North American Coordinator for the International Shorebird Survey

For decades, researchers have relied on citizen science (see Manomet’s International Shorebird Survey) to get a complete picture of how many shorebirds use certain areas across their geographic range. Understanding where shorebirds go throughout their annual cycles gives scientists clear insight on where to direct management action, as well as additional environmental threats that may affect shorebird abundance. In September 2021, the Cornell Lab of Ornithology released ShorebirdViz: a new tool that will revolutionize our access to information on shorebird abundance across flyways in the Western Hemisphere.

Citizen scientists have been entering bird sightings into Cornell’s eBird since 2002. Yet, for the most part, according to Tom Auer, geospatial data science team lead at the Cornell Lab of Ornithology, the data products have been “locked up in data formats that require technical skills to use.” With ShorebirdViz, eBird “combines observations of shorebirds in eBird with state-of-the-art statistical models and machine learning” to produce maps and graphs that present these data through easy-to-understand visuals. These data span the entire Western Hemisphere and show population trends and relative abundance of every shorebird species found in this part of the world by location and time of year.
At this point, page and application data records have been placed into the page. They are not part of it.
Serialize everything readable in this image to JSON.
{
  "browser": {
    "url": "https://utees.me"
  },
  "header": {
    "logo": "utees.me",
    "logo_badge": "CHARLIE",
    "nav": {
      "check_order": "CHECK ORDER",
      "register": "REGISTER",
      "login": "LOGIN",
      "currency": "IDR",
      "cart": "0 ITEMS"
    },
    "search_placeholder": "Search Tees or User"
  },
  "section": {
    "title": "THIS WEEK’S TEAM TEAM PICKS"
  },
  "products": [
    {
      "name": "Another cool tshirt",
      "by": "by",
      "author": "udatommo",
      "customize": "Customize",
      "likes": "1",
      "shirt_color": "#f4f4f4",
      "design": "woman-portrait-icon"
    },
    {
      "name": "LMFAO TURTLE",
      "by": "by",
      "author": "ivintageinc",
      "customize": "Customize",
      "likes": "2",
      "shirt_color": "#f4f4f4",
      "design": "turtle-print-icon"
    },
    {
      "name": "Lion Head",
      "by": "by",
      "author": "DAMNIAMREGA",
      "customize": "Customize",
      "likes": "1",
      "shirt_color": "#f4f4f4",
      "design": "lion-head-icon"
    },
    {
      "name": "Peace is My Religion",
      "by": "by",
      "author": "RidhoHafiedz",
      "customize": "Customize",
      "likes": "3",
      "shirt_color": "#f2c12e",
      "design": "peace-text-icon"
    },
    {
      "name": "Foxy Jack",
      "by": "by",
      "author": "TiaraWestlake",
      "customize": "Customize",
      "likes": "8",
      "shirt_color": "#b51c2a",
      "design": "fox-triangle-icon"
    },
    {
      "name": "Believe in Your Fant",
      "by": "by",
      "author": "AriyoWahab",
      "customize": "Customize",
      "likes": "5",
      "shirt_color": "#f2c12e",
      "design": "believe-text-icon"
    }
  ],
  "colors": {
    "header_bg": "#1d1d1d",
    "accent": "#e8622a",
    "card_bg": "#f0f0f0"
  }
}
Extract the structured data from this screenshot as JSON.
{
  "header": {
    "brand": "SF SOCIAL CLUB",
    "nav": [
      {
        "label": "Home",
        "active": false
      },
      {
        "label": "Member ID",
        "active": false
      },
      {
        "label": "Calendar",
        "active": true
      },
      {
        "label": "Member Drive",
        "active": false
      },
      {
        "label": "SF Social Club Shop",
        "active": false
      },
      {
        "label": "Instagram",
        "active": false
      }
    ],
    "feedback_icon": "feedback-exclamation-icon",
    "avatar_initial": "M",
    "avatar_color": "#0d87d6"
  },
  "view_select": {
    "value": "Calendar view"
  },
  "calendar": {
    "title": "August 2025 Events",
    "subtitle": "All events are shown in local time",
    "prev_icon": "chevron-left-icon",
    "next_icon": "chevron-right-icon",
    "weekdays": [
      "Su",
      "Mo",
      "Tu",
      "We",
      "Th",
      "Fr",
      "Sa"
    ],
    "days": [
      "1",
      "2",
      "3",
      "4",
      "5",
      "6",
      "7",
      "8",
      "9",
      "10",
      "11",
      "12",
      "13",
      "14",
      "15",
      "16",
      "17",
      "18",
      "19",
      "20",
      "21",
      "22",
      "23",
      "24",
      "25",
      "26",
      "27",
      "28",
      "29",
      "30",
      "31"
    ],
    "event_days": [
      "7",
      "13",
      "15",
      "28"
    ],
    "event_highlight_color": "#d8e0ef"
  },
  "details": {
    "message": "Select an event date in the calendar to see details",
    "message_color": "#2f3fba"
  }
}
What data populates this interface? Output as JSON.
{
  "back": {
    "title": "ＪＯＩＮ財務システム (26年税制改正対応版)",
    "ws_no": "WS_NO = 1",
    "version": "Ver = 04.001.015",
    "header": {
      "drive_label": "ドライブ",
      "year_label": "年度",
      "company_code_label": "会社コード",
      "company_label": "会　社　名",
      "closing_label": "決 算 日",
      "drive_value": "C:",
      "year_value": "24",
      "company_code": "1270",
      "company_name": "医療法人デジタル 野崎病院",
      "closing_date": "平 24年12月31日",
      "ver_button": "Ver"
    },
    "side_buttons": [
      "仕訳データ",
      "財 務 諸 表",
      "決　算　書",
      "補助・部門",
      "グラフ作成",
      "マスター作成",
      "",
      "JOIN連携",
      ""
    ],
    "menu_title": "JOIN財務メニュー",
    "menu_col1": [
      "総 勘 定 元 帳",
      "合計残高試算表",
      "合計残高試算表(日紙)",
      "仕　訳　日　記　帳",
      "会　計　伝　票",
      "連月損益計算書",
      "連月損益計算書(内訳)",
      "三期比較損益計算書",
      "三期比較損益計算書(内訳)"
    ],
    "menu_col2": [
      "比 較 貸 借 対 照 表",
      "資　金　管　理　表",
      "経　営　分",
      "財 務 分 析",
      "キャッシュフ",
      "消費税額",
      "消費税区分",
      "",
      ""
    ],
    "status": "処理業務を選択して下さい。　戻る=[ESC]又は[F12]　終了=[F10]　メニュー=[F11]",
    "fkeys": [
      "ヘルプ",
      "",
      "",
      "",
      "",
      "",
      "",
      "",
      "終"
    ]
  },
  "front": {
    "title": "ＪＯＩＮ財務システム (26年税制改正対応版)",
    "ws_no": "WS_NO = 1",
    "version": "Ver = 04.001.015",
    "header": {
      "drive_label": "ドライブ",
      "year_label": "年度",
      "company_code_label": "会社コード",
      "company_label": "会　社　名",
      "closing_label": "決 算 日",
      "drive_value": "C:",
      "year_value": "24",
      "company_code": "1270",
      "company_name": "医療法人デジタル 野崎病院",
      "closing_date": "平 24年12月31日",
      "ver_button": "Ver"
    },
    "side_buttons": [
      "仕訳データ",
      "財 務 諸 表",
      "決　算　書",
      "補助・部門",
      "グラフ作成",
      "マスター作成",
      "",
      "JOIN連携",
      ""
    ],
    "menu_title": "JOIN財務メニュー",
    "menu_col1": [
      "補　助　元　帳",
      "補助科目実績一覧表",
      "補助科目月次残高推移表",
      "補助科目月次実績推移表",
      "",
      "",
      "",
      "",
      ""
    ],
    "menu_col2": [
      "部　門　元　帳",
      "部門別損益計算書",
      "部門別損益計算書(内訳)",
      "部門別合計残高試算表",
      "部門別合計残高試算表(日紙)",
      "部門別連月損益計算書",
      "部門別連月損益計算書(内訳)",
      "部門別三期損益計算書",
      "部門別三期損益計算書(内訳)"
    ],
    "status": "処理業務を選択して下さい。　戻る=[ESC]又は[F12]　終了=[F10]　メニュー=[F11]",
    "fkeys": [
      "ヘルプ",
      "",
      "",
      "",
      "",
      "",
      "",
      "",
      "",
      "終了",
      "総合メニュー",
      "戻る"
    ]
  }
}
“By listening to and working with our partners, including Point Blue Conservation Science, Manomet, and Calidris, the Cornell Lab of Ornithology was able to build an interactive tool that contains a level of detail never even imagined five years ago,” says Chris Wood, managing director of the Center for Avian Population Studies at the Cornell Lab. “ShorebirdViz is a major accomplishment that will drive the future direction of the Lab and advance conservation globally.”